Pantila, as head student, encouraging whole school voting for student leadership positions during election time

I have a friend who told when he votes in his country, you go into the booth, mark your card with “your choice” then someone “checks” you have chosen the candidate that the government has decided will win then you put your card in the box. This is happening today! In these countries they would be arrested for campaigning for their candidate if it was not the chosen one. Today there are 5 communist countries where people do not have the democratic right to openly vote, there are also many more countries which have restrictions about freedom of speech and freedom of the press. According to the Press Freedom Index 2014 “the bottom three countries freedom of information is non-existent”. The Index lists 180 countries and Eritrea is 180th, North Korea 179th and Turkmenistan 178th. Other countries which have terrible records for free speech are Cuba and China and both these countries have the biggest prisons in the world for journalists according to the Press Freedom Index.

senior students facilitating discussion and debate regarding changes in their school constitution

senior students facilitating discussion and debate regarding changes in their school constitution

There are also countries where criticism of their religion or monarchy is illegal and people are imprisoned for committing these crimes.

All the information about lack of democracy and freedom of speech makes me realise that on Thursday 18th September 2014 along with 84% of the Scottish population we cast our vote in a democracy with no fear of imprisonment.

Sewing for global citizenship

Contributed by Karen Partyka

Sewing with Karen

Sewing with Karen

I started sewing earlier this year. I wanted to be free from being told what to wear by fashion and be creative. I also started making little things for other people, bags, lavender sachets etc. Then recently I saw online about a woman called Lillian Weber. She is 99-year-old and for the last two years she has been making dresses for girls in Africa through an organisation called Little Dresses for Africa.

Lillian Weber making dresses for others

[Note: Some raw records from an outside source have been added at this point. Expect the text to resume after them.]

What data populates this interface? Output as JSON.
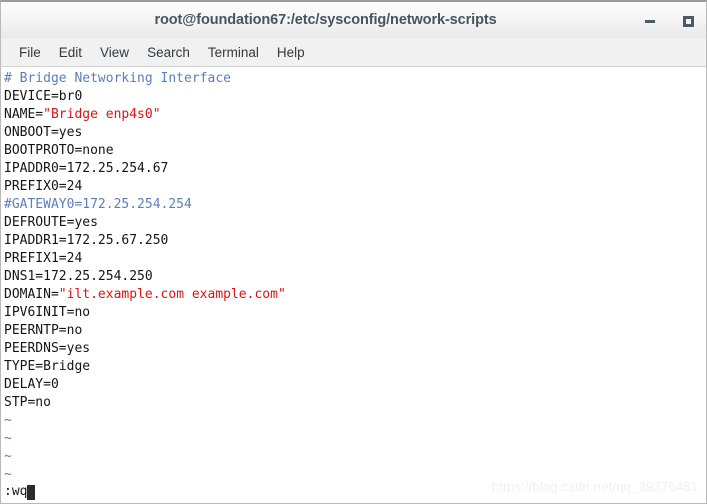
{
  "window": {
    "title": "root@foundation67:/etc/sysconfig/network-scripts",
    "controls": {
      "minimize_label": "–",
      "maximize_label": "□"
    }
  },
  "menubar": {
    "items": [
      {
        "label": "File"
      },
      {
        "label": "Edit"
      },
      {
        "label": "View"
      },
      {
        "label": "Search"
      },
      {
        "label": "Terminal"
      },
      {
        "label": "Help"
      }
    ]
  },
  "editor": {
    "lines": [
      {
        "segments": [
          {
            "text": "# Bridge Networking Interface",
            "style": "comment"
          }
        ]
      },
      {
        "segments": [
          {
            "text": "DEVICE=br0",
            "style": "plain"
          }
        ]
      },
      {
        "segments": [
          {
            "text": "NAME=",
            "style": "plain"
          },
          {
            "text": "\"Bridge enp4s0\"",
            "style": "string"
          }
        ]
      },
      {
        "segments": [
          {
            "text": "ONBOOT=yes",
            "style": "plain"
          }
        ]
      },
      {
        "segments": [
          {
            "text": "BOOTPROTO=none",
            "style": "plain"
          }
        ]
      },
      {
        "segments": [
          {
            "text": "IPADDR0=172.25.254.67",
            "style": "plain"
          }
        ]
      },
      {
        "segments": [
          {
            "text": "PREFIX0=24",
            "style": "plain"
          }
        ]
      },
      {
        "segments": [
          {
            "text": "#GATEWAY0=172.25.254.254",
            "style": "comment"
          }
        ]
      },
      {
        "segments": [
          {
            "text": "DEFROUTE=yes",
            "style": "plain"
          }
        ]
      },
      {
        "segments": [
          {
            "text": "IPADDR1=172.25.67.250",
            "style": "plain"
          }
        ]
      },
      {
        "segments": [
          {
            "text": "PREFIX1=24",
            "style": "plain"
          }
        ]
      },
      {
        "segments": [
          {
            "text": "DNS1=172.25.254.250",
            "style": "plain"
          }
        ]
      },
      {
        "segments": [
          {
            "text": "DOMAIN=",
            "style": "plain"
          },
          {
            "text": "\"ilt.example.com example.com\"",
            "style": "string"
          }
        ]
      },
      {
        "segments": [
          {
            "text": "IPV6INIT=no",
            "style": "plain"
          }
        ]
      },
      {
        "segments": [
          {
            "text": "PEERNTP=no",
            "style": "plain"
          }
        ]
      },
      {
        "segments": [
          {
            "text": "PEERDNS=yes",
            "style": "plain"
          }
        ]
      },
      {
        "segments": [
          {
            "text": "TYPE=Bridge",
            "style": "plain"
          }
        ]
      },
      {
        "segments": [
          {
            "text": "DELAY=0",
            "style": "plain"
          }
        ]
      },
      {
        "segments": [
          {
            "text": "STP=no",
            "style": "plain"
          }
        ]
      },
      {
        "segments": [
          {
            "text": "~",
            "style": "tilde"
          }
        ]
      },
      {
        "segments": [
          {
            "text": "~",
            "style": "tilde"
          }
        ]
      },
      {
        "segments": [
          {
            "text": "~",
            "style": "tilde"
          }
        ]
      },
      {
        "segments": [
          {
            "text": "~",
            "style": "tilde"
          }
        ]
      }
    ],
    "command_line": ":wq"
  },
  "watermark": {
    "text": "https://blog.csdn.net/qq_39376481"
  },
  "colors": {
    "comment": "#5c7fba",
    "string": "#d81515",
    "text": "#151515",
    "title": "#46555e",
    "background": "#ffffff"
  }
}
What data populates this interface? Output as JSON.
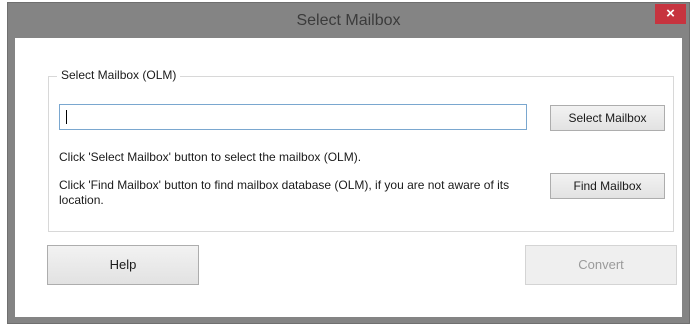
{
  "window": {
    "title": "Select Mailbox",
    "close_label": "×"
  },
  "group": {
    "legend": "Select Mailbox (OLM)",
    "input_value": "",
    "select_button_label": "Select Mailbox",
    "find_button_label": "Find Mailbox",
    "hint_select": "Click 'Select Mailbox' button to select the mailbox (OLM).",
    "hint_find": "Click 'Find Mailbox' button to find mailbox database (OLM), if you are not aware of its location."
  },
  "footer": {
    "help_label": "Help",
    "convert_label": "Convert"
  },
  "colors": {
    "title_bar": "#848484",
    "close_button": "#c7343f",
    "input_border": "#7aa7cf"
  },
  "state": {
    "convert_disabled": true
  }
}
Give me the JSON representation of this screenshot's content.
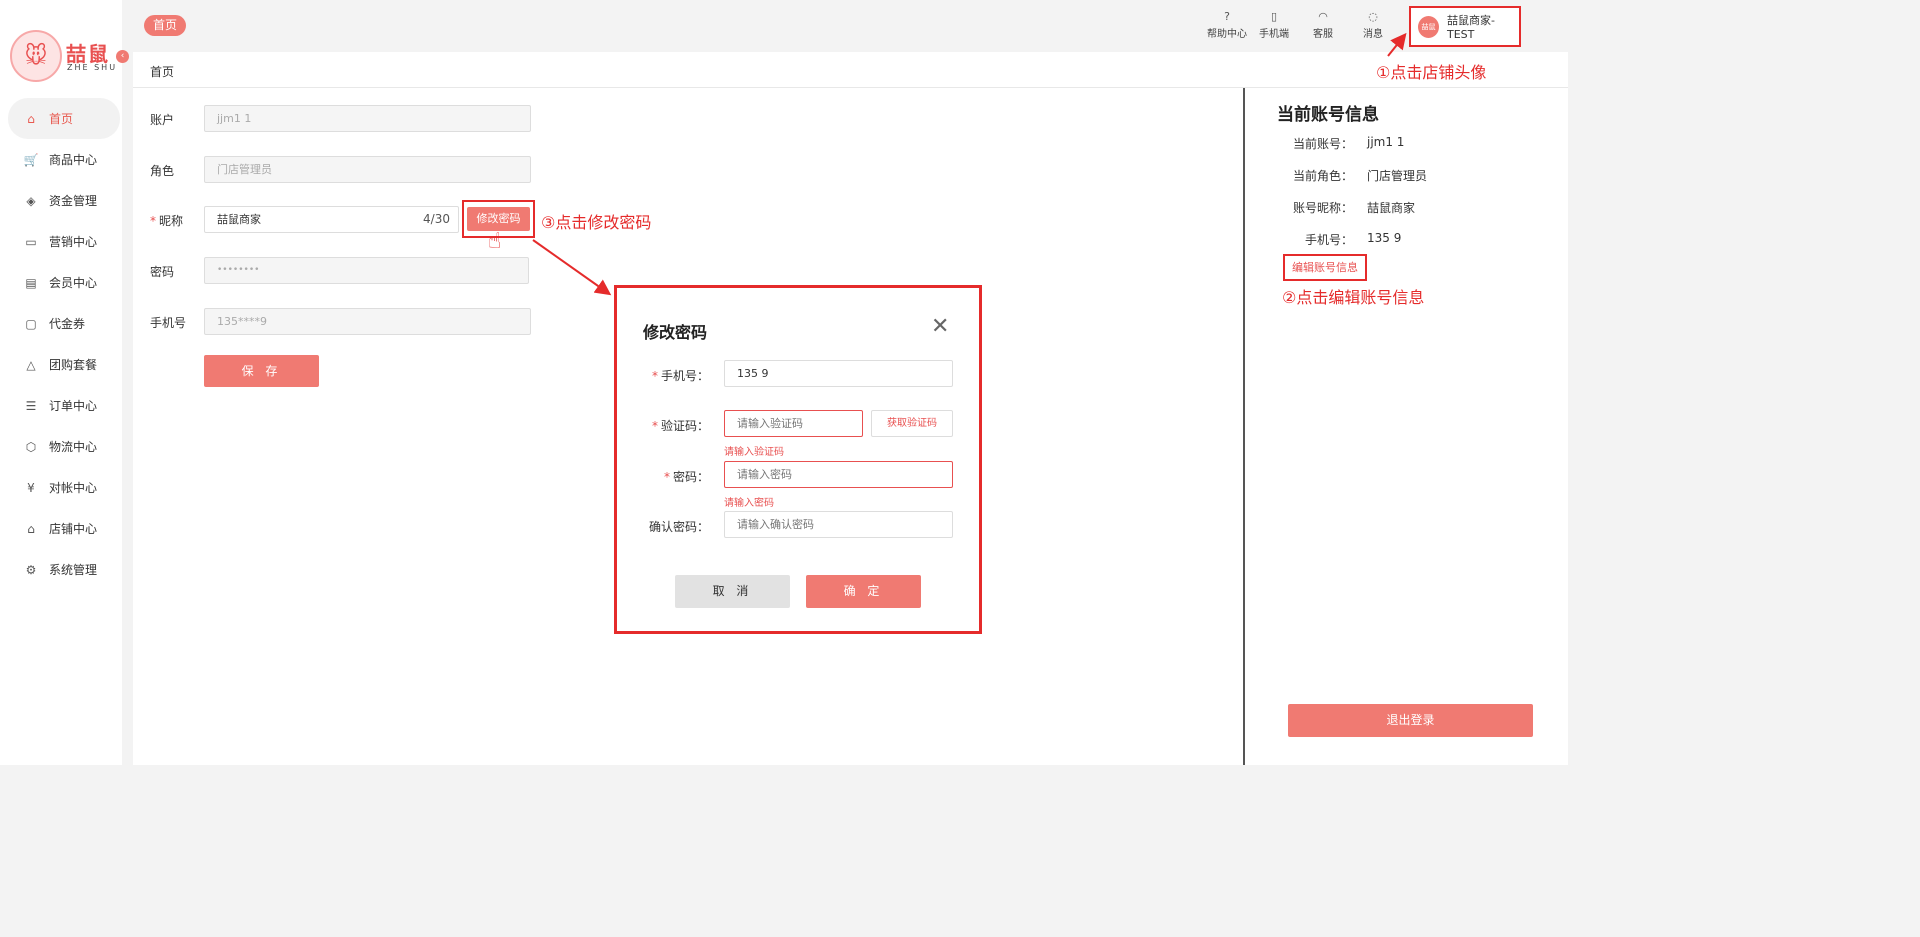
{
  "logo": {
    "cn": "喆鼠",
    "en": "ZHE SHU"
  },
  "nav": [
    {
      "label": "首页",
      "icon": "home-icon",
      "active": true
    },
    {
      "label": "商品中心",
      "icon": "cart-icon"
    },
    {
      "label": "资金管理",
      "icon": "layers-icon"
    },
    {
      "label": "营销中心",
      "icon": "megaphone-icon"
    },
    {
      "label": "会员中心",
      "icon": "vip-card-icon"
    },
    {
      "label": "代金券",
      "icon": "coupon-icon"
    },
    {
      "label": "团购套餐",
      "icon": "bag-icon"
    },
    {
      "label": "订单中心",
      "icon": "order-icon"
    },
    {
      "label": "物流中心",
      "icon": "box-icon"
    },
    {
      "label": "对帐中心",
      "icon": "yen-icon"
    },
    {
      "label": "店铺中心",
      "icon": "store-icon"
    },
    {
      "label": "系统管理",
      "icon": "settings-icon"
    }
  ],
  "header": {
    "home_tag": "首页",
    "tools": [
      {
        "label": "帮助中心",
        "icon": "help-icon",
        "glyph": "?"
      },
      {
        "label": "手机端",
        "icon": "phone-icon",
        "glyph": "▯"
      },
      {
        "label": "客服",
        "icon": "headset-icon",
        "glyph": "◠"
      },
      {
        "label": "消息",
        "icon": "message-icon",
        "glyph": "◌"
      }
    ],
    "shop_name": "喆鼠商家-TEST",
    "shop_avatar": "喆鼠"
  },
  "breadcrumb": "首页",
  "form": {
    "account_label": "账户",
    "account_value": "jjm1 1",
    "role_label": "角色",
    "role_value": "门店管理员",
    "nickname_label": "昵称",
    "nickname_value": "喆鼠商家",
    "nickname_count": "4/30",
    "change_pw_label": "修改密码",
    "password_label": "密码",
    "password_value": "••••••••",
    "phone_label": "手机号",
    "phone_value": "135****9",
    "save_label": "保 存"
  },
  "annotations": {
    "step1": "①点击店铺头像",
    "step2": "②点击编辑账号信息",
    "step3": "③点击修改密码"
  },
  "right_panel": {
    "title": "当前账号信息",
    "rows": [
      {
        "label": "当前账号：",
        "value": "jjm1 1"
      },
      {
        "label": "当前角色：",
        "value": "门店管理员"
      },
      {
        "label": "账号昵称：",
        "value": "喆鼠商家"
      },
      {
        "label": "手机号：",
        "value": "135 9"
      }
    ],
    "edit_label": "编辑账号信息",
    "logout_label": "退出登录"
  },
  "modal": {
    "title": "修改密码",
    "phone_label": "手机号：",
    "phone_value": "135 9",
    "code_label": "验证码：",
    "code_placeholder": "请输入验证码",
    "code_button": "获取验证码",
    "code_error": "请输入验证码",
    "pw_label": "密码：",
    "pw_placeholder": "请输入密码",
    "pw_error": "请输入密码",
    "confirm_label": "确认密码：",
    "confirm_placeholder": "请输入确认密码",
    "cancel_label": "取 消",
    "ok_label": "确 定"
  }
}
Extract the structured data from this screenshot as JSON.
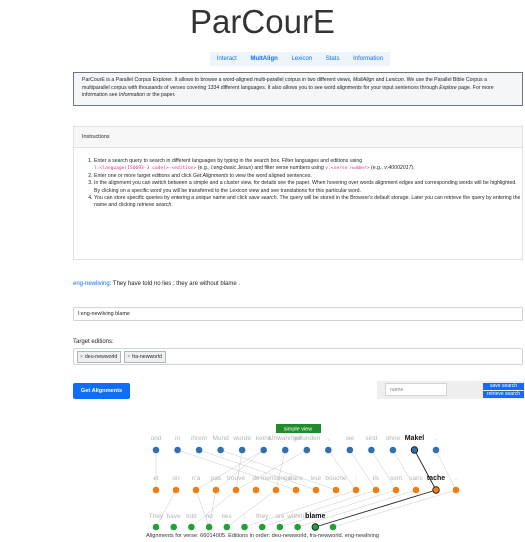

Lillian Weber making dresses for others

 

 

 

So far she has made more than 840 dresses and she plans to make 150 more by next May which will mean on her 100th birthday, she will have made her 1000th dress! I was so impressed by this lady, she took her talent and decided to do something with it beyond her own life. I looked into this organisation and decided I could start making dresses.

girl

The organisation mainly gives the dresses to girls in orphanages and to families who would have to choose between food or clothing but could not pay for both. I was horrified to read that during one of the trips to Sudan, they gave the dresses to little girls who were wearing absolutely nothing. Clothing is a basic necessity and one of the UN Universal Declaration on Human Rights. Having clothes gives you an identity, gives you a purpose and dignity. People who live in the developed world have no idea what it is like to have nothing to your name and how having one item of clothes which is yours only, you don’t have to share, just yours, can be the little seed which will grow. The charity’s motto is “We’re not just sending dresses, we are sending Hope

Watch this – the Universal Declaration of Human Rights (always good to remind yourself)

We all have talents and gifts, when I was sewing my dresses I was thinking I was sending these to African countries and that my dresses would be saving the children. These dresses will not change their lives in a day and I am not saving these children. But it is a partnership, these children deserve the right to have the opportunity to develop into global citizens and to take up their place in their community and the world. One of these girls could become the leader of their country and allow it to prosper and years down the line they will teach me.

“Just because you can’t count it doesn’t mean it doesn’t count.” Sir Ken Robinson